[TASK DETAILS]:
Keeping every line intact, print the records that follow.

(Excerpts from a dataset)

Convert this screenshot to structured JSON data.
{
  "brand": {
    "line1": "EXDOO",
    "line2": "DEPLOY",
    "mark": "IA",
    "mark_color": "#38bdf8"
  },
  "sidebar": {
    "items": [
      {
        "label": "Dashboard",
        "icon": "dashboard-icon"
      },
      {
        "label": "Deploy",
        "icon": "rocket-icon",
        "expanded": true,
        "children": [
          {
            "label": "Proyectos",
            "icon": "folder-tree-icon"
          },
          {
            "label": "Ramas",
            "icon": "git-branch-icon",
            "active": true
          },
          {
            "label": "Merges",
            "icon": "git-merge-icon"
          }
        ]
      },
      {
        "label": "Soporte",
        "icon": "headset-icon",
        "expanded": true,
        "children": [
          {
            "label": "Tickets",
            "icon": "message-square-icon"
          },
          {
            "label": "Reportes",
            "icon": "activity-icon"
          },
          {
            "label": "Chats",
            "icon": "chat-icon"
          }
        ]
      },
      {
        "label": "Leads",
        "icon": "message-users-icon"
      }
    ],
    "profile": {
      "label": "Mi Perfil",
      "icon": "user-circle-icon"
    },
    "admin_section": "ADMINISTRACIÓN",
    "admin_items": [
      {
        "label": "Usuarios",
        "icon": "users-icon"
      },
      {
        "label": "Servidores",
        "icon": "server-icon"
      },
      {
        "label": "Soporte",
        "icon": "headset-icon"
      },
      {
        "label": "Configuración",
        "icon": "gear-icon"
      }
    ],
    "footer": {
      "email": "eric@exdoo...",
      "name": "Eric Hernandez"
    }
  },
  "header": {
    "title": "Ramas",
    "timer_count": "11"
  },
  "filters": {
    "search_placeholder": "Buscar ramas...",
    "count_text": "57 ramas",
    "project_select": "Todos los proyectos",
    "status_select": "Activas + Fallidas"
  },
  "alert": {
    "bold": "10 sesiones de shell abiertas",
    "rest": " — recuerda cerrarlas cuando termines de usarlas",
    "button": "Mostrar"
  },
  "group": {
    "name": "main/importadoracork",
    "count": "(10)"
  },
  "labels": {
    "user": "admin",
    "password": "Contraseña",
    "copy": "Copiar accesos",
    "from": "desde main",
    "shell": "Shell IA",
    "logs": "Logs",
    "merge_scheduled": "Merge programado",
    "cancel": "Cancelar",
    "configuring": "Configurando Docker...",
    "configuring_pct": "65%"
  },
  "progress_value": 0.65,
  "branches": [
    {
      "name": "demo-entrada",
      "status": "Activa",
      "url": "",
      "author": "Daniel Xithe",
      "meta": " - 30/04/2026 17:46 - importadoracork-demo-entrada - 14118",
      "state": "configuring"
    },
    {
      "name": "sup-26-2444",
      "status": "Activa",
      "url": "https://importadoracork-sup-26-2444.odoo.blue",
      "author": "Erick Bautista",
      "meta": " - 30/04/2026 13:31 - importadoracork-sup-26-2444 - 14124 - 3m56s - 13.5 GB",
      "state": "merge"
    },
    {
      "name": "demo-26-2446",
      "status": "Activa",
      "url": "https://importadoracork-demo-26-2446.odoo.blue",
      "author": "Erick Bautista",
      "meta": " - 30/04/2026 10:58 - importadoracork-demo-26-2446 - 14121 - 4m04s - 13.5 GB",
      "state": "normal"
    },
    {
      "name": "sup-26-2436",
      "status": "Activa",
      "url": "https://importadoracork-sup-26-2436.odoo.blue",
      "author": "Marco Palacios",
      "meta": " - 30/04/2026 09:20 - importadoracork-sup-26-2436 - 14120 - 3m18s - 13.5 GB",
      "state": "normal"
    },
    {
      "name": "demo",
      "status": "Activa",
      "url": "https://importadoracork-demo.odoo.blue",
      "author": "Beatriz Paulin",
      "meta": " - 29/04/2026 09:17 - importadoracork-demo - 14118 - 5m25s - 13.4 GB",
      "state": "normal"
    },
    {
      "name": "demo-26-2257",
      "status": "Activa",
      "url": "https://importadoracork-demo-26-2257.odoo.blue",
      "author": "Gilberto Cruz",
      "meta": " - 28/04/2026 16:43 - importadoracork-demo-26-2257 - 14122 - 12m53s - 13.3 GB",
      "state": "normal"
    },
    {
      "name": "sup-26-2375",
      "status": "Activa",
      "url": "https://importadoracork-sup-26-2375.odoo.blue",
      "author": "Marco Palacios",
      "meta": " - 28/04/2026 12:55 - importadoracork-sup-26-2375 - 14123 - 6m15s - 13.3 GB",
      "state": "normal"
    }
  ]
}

[SOLVED PROBLEM]:
Convert this screenshot to structured JSON data.
{
  "brand": {
    "line1": "EXDOO",
    "line2": "DEPLOY",
    "mark": "IA",
    "mark_color": "#38bdf8"
  },
  "sidebar": {
    "items": [
      {
        "label": "Dashboard",
        "icon": "dashboard-icon"
      },
      {
        "label": "Deploy",
        "icon": "rocket-icon",
        "expanded": true,
        "children": [
          {
            "label": "Proyectos",
            "icon": "folder-tree-icon"
          },
          {
            "label": "Ramas",
            "icon": "git-branch-icon",
            "active": true
          },
          {
            "label": "Merges",
            "icon": "git-merge-icon"
          }
        ]
      },
      {
        "label": "Soporte",
        "icon": "headset-icon",
        "expanded": true,
        "children": [
          {
            "label": "Tickets",
            "icon": "message-square-icon"
          },
          {
            "label": "Reportes",
            "icon": "activity-icon"
          },
          {
            "label": "Chats",
            "icon": "chat-icon"
          }
        ]
      },
      {
        "label": "Leads",
        "icon": "message-users-icon"
      }
    ],
    "profile": {
      "label": "Mi Perfil",
      "icon": "user-circle-icon"
    },
    "admin_section": "ADMINISTRACIÓN",
    "admin_items": [
      {
        "label": "Usuarios",
        "icon": "users-icon"
      },
      {
        "label": "Servidores",
        "icon": "server-icon"
      },
      {
        "label": "Soporte",
        "icon": "headset-icon"
      },
      {
        "label": "Configuración",
        "icon": "gear-icon"
      }
    ],
    "footer": {
      "email": "eric@exdoo...",
      "name": "Eric Hernandez"
    }
  },
  "header": {
    "title": "Ramas",
    "timer_count": "11"
  },
  "filters": {
    "search_placeholder": "Buscar ramas...",
    "count_text": "57 ramas",
    "project_select": "Todos los proyectos",
    "status_select": "Activas + Fallidas"
  },
  "alert": {
    "bold": "10 sesiones de shell abiertas",
    "rest": " — recuerda cerrarlas cuando termines de usarlas",
    "button": "Mostrar"
  },
  "group": {
    "name": "main/importadoracork",
    "count": "(10)"
  },
  "labels": {
    "user": "admin",
    "password": "Contraseña",
    "copy": "Copiar accesos",
    "from": "desde main",
    "shell": "Shell IA",
    "logs": "Logs",
    "merge_scheduled": "Merge programado",
    "cancel": "Cancelar",
    "configuring": "Configurando Docker...",
    "configuring_pct": "65%"
  },
  "progress_value": 0.65,
  "branches": [
    {
      "name": "demo-entrada",
      "status": "Activa",
      "url": "",
      "author": "Daniel Xithe",
      "meta": " - 30/04/2026 17:46 - importadoracork-demo-entrada - 14118",
      "state": "configuring"
    },
    {
      "name": "sup-26-2444",
      "status": "Activa",
      "url": "https://importadoracork-sup-26-2444.odoo.blue",
      "author": "Erick Bautista",
      "meta": " - 30/04/2026 13:31 - importadoracork-sup-26-2444 - 14124 - 3m56s - 13.5 GB",
      "state": "merge"
    },
    {
      "name": "demo-26-2446",
      "status": "Activa",
      "url": "https://importadoracork-demo-26-2446.odoo.blue",
      "author": "Erick Bautista",
      "meta": " - 30/04/2026 10:58 - importadoracork-demo-26-2446 - 14121 - 4m04s - 13.5 GB",
      "state": "normal"
    },
    {
      "name": "sup-26-2436",
      "status": "Activa",
      "url": "https://importadoracork-sup-26-2436.odoo.blue",
      "author": "Marco Palacios",
      "meta": " - 30/04/2026 09:20 - importadoracork-sup-26-2436 - 14120 - 3m18s - 13.5 GB",
      "state": "normal"
    },
    {
      "name": "demo",
      "status": "Activa",
      "url": "https://importadoracork-demo.odoo.blue",
      "author": "Beatriz Paulin",
      "meta": " - 29/04/2026 09:17 - importadoracork-demo - 14118 - 5m25s - 13.4 GB",
      "state": "normal"
    },
    {
      "name": "demo-26-2257",
      "status": "Activa",
      "url": "https://importadoracork-demo-26-2257.odoo.blue",
      "author": "Gilberto Cruz",
      "meta": " - 28/04/2026 16:43 - importadoracork-demo-26-2257 - 14122 - 12m53s - 13.3 GB",
      "state": "normal"
    },
    {
      "name": "sup-26-2375",
      "status": "Activa",
      "url": "https://importadoracork-sup-26-2375.odoo.blue",
      "author": "Marco Palacios",
      "meta": " - 28/04/2026 12:55 - importadoracork-sup-26-2375 - 14123 - 6m15s - 13.3 GB",
      "state": "normal"
    }
  ]
}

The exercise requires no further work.